Miller’s recital will include selections originally composed for piano, violin and piano, voice and piano, but transcribed for different instruments: “Tango from Espana” by Spanish pianist Issac Albeniz; “Salut D’ Amour (Love’s Greeting)” by English composer Edward Elgar; and “Aria” by French composer Jacques Ibert. The event is free of charge and open to the public. For more information on upcoming events in the Hayes School of Music, visit https://music.appstate.edu.

Theatre and Dance presents the 2016 ‘First Year Showcase’

Monday, September 19, 2016 - 9:15am

Theatre and Dance presents the 2016 ‘First Year Showcase’

Posted September 16, 2016 at 4:07 pm · By ASU News
Filed under Events, General, Theatre and Dance, Today

By Keith Martin

BOONE—The Appalachian State University Department of Theatre and Dance will present the 2016 “First Year Showcase” at 7 p.m. Sept. 22–24 with a 2 p.m. matinee Sept. 25. The production takes place in the university’s I.G. Greer Studio Theatre. Tickets are $5 for students and $10 for adults.

Each performance season opens with the showcase, a fast-paced, high-energy performance by new students. The theme for the 2016 showcase is “Transformation,” and members of the largest incoming class in department history—65 freshmen and transfer students—will make their Appalachian debut.

Under the direction of Theatre Arts Professor Joel Williams, students will devise and present four original short scenes. The four scenes are directed by junior and senior theatre education majors Jordan Correll, Brea Glosson, Tia’rah Kindle and Lauren Thefaine. Under the direction of Assistant Professor of Dance Studies Cara Hagan, students will also perform original works choreographed by Dance Studies Professor Marianne Adams, Dance Studies Adjunct Chris Yon and Hagan, along with a piece created by senior dance studies minor Sarah Patrick.

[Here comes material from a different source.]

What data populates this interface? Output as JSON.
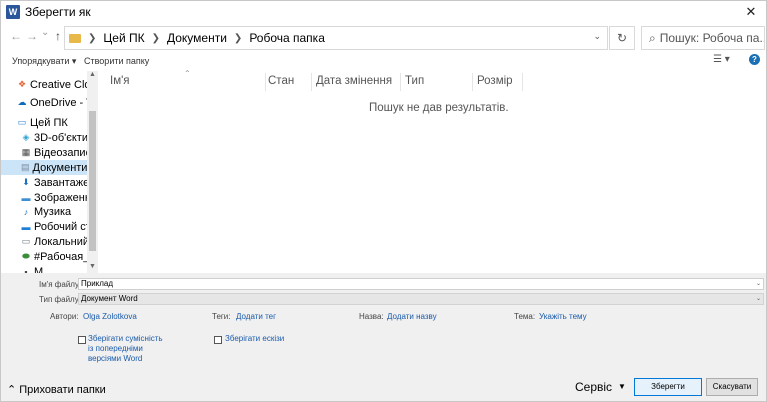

Pieces featured in the showcase are personal to the performers, highlighting their past and current experiences. Participants also establish long-lasting friendships and professional relationships that leave a positive impression for students who are just beginning their college career at Appalachian, whether as freshmen or transfer students.

“It’s really a great opportunity for students to meet other people, to get to know the department and learn what possibilities are available to them,” said Hagan.

I.G. Greer Studio Theatre is located on the lower level of the I.G. Greer building below the main auditorium, with a separate entrance down the stairway on the side of the building. Parking is available in faculty lots after 5 p.m., and in the College Street parking deck near Belk Library and Information Commons after 5:30 p.m.

Tickets can be purchased in person at the Schaefer Center for the Performing Arts box office weekdays 9 a.m.-5 p.m., at the Valborg Theatre box office weekdays 1-5 p.m. or online at http://theatreanddance.appstate.edu.